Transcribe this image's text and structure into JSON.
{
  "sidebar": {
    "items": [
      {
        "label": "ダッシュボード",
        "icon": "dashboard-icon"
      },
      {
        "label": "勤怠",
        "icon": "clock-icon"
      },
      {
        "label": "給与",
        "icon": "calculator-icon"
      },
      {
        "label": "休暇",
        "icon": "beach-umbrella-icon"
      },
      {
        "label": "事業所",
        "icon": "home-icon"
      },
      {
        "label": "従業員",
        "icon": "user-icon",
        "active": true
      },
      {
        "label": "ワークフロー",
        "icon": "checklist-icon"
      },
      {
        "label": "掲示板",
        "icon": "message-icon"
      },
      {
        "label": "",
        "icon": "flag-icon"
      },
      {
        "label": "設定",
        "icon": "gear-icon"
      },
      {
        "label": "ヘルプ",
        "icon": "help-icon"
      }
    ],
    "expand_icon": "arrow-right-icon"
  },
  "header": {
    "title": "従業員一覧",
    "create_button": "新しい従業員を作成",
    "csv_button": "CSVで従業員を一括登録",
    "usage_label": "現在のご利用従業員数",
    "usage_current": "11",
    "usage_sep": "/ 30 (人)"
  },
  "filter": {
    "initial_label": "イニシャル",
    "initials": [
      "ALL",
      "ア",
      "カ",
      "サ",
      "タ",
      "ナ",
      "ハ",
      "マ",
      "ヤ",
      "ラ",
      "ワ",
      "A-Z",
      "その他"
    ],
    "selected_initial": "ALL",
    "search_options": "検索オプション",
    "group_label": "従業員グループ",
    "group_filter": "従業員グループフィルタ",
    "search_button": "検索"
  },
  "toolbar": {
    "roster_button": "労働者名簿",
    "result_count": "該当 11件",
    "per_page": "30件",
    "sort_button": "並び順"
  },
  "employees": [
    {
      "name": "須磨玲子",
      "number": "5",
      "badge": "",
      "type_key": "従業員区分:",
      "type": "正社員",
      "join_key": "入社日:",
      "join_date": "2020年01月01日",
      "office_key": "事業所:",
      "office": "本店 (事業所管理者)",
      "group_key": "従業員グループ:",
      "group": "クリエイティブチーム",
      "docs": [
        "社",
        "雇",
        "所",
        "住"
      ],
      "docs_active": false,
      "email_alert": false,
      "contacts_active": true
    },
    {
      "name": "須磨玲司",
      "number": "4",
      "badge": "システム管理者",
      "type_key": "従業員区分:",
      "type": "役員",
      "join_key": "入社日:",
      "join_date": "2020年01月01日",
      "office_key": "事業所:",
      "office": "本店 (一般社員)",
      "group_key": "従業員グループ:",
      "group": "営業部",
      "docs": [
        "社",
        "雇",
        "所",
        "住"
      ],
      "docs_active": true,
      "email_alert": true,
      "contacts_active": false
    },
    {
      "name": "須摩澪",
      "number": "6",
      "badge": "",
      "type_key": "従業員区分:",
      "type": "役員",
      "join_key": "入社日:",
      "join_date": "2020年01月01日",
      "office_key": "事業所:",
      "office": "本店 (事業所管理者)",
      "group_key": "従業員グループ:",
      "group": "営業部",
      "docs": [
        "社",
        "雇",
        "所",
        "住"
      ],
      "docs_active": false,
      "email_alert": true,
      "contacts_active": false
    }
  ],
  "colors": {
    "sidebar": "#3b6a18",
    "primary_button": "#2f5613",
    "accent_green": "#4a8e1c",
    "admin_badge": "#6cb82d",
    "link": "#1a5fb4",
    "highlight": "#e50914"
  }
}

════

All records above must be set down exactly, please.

Exercise solution
Transcribe this image's text and structure into JSON.
{
  "sidebar": {
    "items": [
      {
        "label": "ダッシュボード",
        "icon": "dashboard-icon"
      },
      {
        "label": "勤怠",
        "icon": "clock-icon"
      },
      {
        "label": "給与",
        "icon": "calculator-icon"
      },
      {
        "label": "休暇",
        "icon": "beach-umbrella-icon"
      },
      {
        "label": "事業所",
        "icon": "home-icon"
      },
      {
        "label": "従業員",
        "icon": "user-icon",
        "active": true
      },
      {
        "label": "ワークフロー",
        "icon": "checklist-icon"
      },
      {
        "label": "掲示板",
        "icon": "message-icon"
      },
      {
        "label": "",
        "icon": "flag-icon"
      },
      {
        "label": "設定",
        "icon": "gear-icon"
      },
      {
        "label": "ヘルプ",
        "icon": "help-icon"
      }
    ],
    "expand_icon": "arrow-right-icon"
  },
  "header": {
    "title": "従業員一覧",
    "create_button": "新しい従業員を作成",
    "csv_button": "CSVで従業員を一括登録",
    "usage_label": "現在のご利用従業員数",
    "usage_current": "11",
    "usage_sep": "/ 30 (人)"
  },
  "filter": {
    "initial_label": "イニシャル",
    "initials": [
      "ALL",
      "ア",
      "カ",
      "サ",
      "タ",
      "ナ",
      "ハ",
      "マ",
      "ヤ",
      "ラ",
      "ワ",
      "A-Z",
      "その他"
    ],
    "selected_initial": "ALL",
    "search_options": "検索オプション",
    "group_label": "従業員グループ",
    "group_filter": "従業員グループフィルタ",
    "search_button": "検索"
  },
  "toolbar": {
    "roster_button": "労働者名簿",
    "result_count": "該当 11件",
    "per_page": "30件",
    "sort_button": "並び順"
  },
  "employees": [
    {
      "name": "須磨玲子",
      "number": "5",
      "badge": "",
      "type_key": "従業員区分:",
      "type": "正社員",
      "join_key": "入社日:",
      "join_date": "2020年01月01日",
      "office_key": "事業所:",
      "office": "本店 (事業所管理者)",
      "group_key": "従業員グループ:",
      "group": "クリエイティブチーム",
      "docs": [
        "社",
        "雇",
        "所",
        "住"
      ],
      "docs_active": false,
      "email_alert": false,
      "contacts_active": true
    },
    {
      "name": "須磨玲司",
      "number": "4",
      "badge": "システム管理者",
      "type_key": "従業員区分:",
      "type": "役員",
      "join_key": "入社日:",
      "join_date": "2020年01月01日",
      "office_key": "事業所:",
      "office": "本店 (一般社員)",
      "group_key": "従業員グループ:",
      "group": "営業部",
      "docs": [
        "社",
        "雇",
        "所",
        "住"
      ],
      "docs_active": true,
      "email_alert": true,
      "contacts_active": false
    },
    {
      "name": "須摩澪",
      "number": "6",
      "badge": "",
      "type_key": "従業員区分:",
      "type": "役員",
      "join_key": "入社日:",
      "join_date": "2020年01月01日",
      "office_key": "事業所:",
      "office": "本店 (事業所管理者)",
      "group_key": "従業員グループ:",
      "group": "営業部",
      "docs": [
        "社",
        "雇",
        "所",
        "住"
      ],
      "docs_active": false,
      "email_alert": true,
      "contacts_active": false
    }
  ],
  "colors": {
    "sidebar": "#3b6a18",
    "primary_button": "#2f5613",
    "accent_green": "#4a8e1c",
    "admin_badge": "#6cb82d",
    "link": "#1a5fb4",
    "highlight": "#e50914"
  }
}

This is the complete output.